======== RECORDS TO PROCESS
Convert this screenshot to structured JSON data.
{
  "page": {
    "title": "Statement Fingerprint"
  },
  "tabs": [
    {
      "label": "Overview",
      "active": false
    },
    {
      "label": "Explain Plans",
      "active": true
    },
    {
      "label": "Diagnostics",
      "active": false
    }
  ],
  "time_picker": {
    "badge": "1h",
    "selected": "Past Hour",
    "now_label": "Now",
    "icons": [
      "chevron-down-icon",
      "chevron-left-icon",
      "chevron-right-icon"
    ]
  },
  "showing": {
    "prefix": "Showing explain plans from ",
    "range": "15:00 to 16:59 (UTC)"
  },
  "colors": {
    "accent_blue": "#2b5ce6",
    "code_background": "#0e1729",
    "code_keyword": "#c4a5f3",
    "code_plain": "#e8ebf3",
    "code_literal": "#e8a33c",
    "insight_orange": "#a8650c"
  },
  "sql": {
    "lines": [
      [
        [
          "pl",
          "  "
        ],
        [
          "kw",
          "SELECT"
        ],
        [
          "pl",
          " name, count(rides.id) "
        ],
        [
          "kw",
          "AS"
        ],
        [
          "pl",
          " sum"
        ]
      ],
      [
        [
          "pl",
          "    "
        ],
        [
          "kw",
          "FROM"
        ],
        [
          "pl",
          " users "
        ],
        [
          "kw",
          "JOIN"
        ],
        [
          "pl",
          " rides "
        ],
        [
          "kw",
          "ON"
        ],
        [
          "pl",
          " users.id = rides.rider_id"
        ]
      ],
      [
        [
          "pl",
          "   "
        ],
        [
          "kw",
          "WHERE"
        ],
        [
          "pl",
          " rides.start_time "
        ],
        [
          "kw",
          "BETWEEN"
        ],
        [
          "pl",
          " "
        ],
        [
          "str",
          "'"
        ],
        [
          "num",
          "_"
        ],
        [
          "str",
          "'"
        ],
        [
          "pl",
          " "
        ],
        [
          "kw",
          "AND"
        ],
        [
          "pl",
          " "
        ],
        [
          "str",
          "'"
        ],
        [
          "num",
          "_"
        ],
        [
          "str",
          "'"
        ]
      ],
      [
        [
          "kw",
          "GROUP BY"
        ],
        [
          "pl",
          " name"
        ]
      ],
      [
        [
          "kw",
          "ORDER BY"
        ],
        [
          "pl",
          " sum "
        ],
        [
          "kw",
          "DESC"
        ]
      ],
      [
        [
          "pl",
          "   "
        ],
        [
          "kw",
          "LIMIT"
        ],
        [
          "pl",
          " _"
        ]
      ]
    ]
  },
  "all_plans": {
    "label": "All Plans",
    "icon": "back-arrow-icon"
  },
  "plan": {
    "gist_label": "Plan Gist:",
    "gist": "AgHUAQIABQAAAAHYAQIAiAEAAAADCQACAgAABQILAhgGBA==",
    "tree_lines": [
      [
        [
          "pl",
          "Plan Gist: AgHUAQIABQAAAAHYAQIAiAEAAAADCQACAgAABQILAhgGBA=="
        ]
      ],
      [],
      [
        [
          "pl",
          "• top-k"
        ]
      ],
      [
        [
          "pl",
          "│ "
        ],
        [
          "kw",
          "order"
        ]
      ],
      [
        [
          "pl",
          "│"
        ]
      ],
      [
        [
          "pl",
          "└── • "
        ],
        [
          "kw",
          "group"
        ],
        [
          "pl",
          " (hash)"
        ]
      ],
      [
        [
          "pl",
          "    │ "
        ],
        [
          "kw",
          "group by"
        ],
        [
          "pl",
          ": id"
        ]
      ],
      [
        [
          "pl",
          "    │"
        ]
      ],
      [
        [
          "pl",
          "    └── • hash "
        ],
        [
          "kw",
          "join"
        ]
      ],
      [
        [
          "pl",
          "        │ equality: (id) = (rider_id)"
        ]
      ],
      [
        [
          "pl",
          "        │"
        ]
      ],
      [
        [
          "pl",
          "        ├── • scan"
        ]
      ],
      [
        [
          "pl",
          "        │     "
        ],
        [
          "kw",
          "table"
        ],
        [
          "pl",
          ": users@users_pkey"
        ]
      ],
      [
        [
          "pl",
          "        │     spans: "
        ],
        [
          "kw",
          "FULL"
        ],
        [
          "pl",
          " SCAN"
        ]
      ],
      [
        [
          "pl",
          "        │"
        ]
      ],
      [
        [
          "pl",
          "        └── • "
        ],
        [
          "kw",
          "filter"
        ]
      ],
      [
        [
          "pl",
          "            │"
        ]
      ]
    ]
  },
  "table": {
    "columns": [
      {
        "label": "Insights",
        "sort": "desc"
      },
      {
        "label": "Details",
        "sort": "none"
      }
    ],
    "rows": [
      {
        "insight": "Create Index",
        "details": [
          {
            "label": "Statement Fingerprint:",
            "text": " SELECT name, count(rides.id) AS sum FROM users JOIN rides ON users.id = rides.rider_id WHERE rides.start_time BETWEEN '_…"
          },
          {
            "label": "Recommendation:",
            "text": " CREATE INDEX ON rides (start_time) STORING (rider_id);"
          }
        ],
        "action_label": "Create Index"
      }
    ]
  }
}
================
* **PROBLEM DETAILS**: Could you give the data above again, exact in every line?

* **SOLUTION**:
Convert this screenshot to structured JSON data.
{
  "page": {
    "title": "Statement Fingerprint"
  },
  "tabs": [
    {
      "label": "Overview",
      "active": false
    },
    {
      "label": "Explain Plans",
      "active": true
    },
    {
      "label": "Diagnostics",
      "active": false
    }
  ],
  "time_picker": {
    "badge": "1h",
    "selected": "Past Hour",
    "now_label": "Now",
    "icons": [
      "chevron-down-icon",
      "chevron-left-icon",
      "chevron-right-icon"
    ]
  },
  "showing": {
    "prefix": "Showing explain plans from ",
    "range": "15:00 to 16:59 (UTC)"
  },
  "colors": {
    "accent_blue": "#2b5ce6",
    "code_background": "#0e1729",
    "code_keyword": "#c4a5f3",
    "code_plain": "#e8ebf3",
    "code_literal": "#e8a33c",
    "insight_orange": "#a8650c"
  },
  "sql": {
    "lines": [
      [
        [
          "pl",
          "  "
        ],
        [
          "kw",
          "SELECT"
        ],
        [
          "pl",
          " name, count(rides.id) "
        ],
        [
          "kw",
          "AS"
        ],
        [
          "pl",
          " sum"
        ]
      ],
      [
        [
          "pl",
          "    "
        ],
        [
          "kw",
          "FROM"
        ],
        [
          "pl",
          " users "
        ],
        [
          "kw",
          "JOIN"
        ],
        [
          "pl",
          " rides "
        ],
        [
          "kw",
          "ON"
        ],
        [
          "pl",
          " users.id = rides.rider_id"
        ]
      ],
      [
        [
          "pl",
          "   "
        ],
        [
          "kw",
          "WHERE"
        ],
        [
          "pl",
          " rides.start_time "
        ],
        [
          "kw",
          "BETWEEN"
        ],
        [
          "pl",
          " "
        ],
        [
          "str",
          "'"
        ],
        [
          "num",
          "_"
        ],
        [
          "str",
          "'"
        ],
        [
          "pl",
          " "
        ],
        [
          "kw",
          "AND"
        ],
        [
          "pl",
          " "
        ],
        [
          "str",
          "'"
        ],
        [
          "num",
          "_"
        ],
        [
          "str",
          "'"
        ]
      ],
      [
        [
          "kw",
          "GROUP BY"
        ],
        [
          "pl",
          " name"
        ]
      ],
      [
        [
          "kw",
          "ORDER BY"
        ],
        [
          "pl",
          " sum "
        ],
        [
          "kw",
          "DESC"
        ]
      ],
      [
        [
          "pl",
          "   "
        ],
        [
          "kw",
          "LIMIT"
        ],
        [
          "pl",
          " _"
        ]
      ]
    ]
  },
  "all_plans": {
    "label": "All Plans",
    "icon": "back-arrow-icon"
  },
  "plan": {
    "gist_label": "Plan Gist:",
    "gist": "AgHUAQIABQAAAAHYAQIAiAEAAAADCQACAgAABQILAhgGBA==",
    "tree_lines": [
      [
        [
          "pl",
          "Plan Gist: AgHUAQIABQAAAAHYAQIAiAEAAAADCQACAgAABQILAhgGBA=="
        ]
      ],
      [],
      [
        [
          "pl",
          "• top-k"
        ]
      ],
      [
        [
          "pl",
          "│ "
        ],
        [
          "kw",
          "order"
        ]
      ],
      [
        [
          "pl",
          "│"
        ]
      ],
      [
        [
          "pl",
          "└── • "
        ],
        [
          "kw",
          "group"
        ],
        [
          "pl",
          " (hash)"
        ]
      ],
      [
        [
          "pl",
          "    │ "
        ],
        [
          "kw",
          "group by"
        ],
        [
          "pl",
          ": id"
        ]
      ],
      [
        [
          "pl",
          "    │"
        ]
      ],
      [
        [
          "pl",
          "    └── • hash "
        ],
        [
          "kw",
          "join"
        ]
      ],
      [
        [
          "pl",
          "        │ equality: (id) = (rider_id)"
        ]
      ],
      [
        [
          "pl",
          "        │"
        ]
      ],
      [
        [
          "pl",
          "        ├── • scan"
        ]
      ],
      [
        [
          "pl",
          "        │     "
        ],
        [
          "kw",
          "table"
        ],
        [
          "pl",
          ": users@users_pkey"
        ]
      ],
      [
        [
          "pl",
          "        │     spans: "
        ],
        [
          "kw",
          "FULL"
        ],
        [
          "pl",
          " SCAN"
        ]
      ],
      [
        [
          "pl",
          "        │"
        ]
      ],
      [
        [
          "pl",
          "        └── • "
        ],
        [
          "kw",
          "filter"
        ]
      ],
      [
        [
          "pl",
          "            │"
        ]
      ]
    ]
  },
  "table": {
    "columns": [
      {
        "label": "Insights",
        "sort": "desc"
      },
      {
        "label": "Details",
        "sort": "none"
      }
    ],
    "rows": [
      {
        "insight": "Create Index",
        "details": [
          {
            "label": "Statement Fingerprint:",
            "text": " SELECT name, count(rides.id) AS sum FROM users JOIN rides ON users.id = rides.rider_id WHERE rides.start_time BETWEEN '_…"
          },
          {
            "label": "Recommendation:",
            "text": " CREATE INDEX ON rides (start_time) STORING (rider_id);"
          }
        ],
        "action_label": "Create Index"
      }
    ]
  }
}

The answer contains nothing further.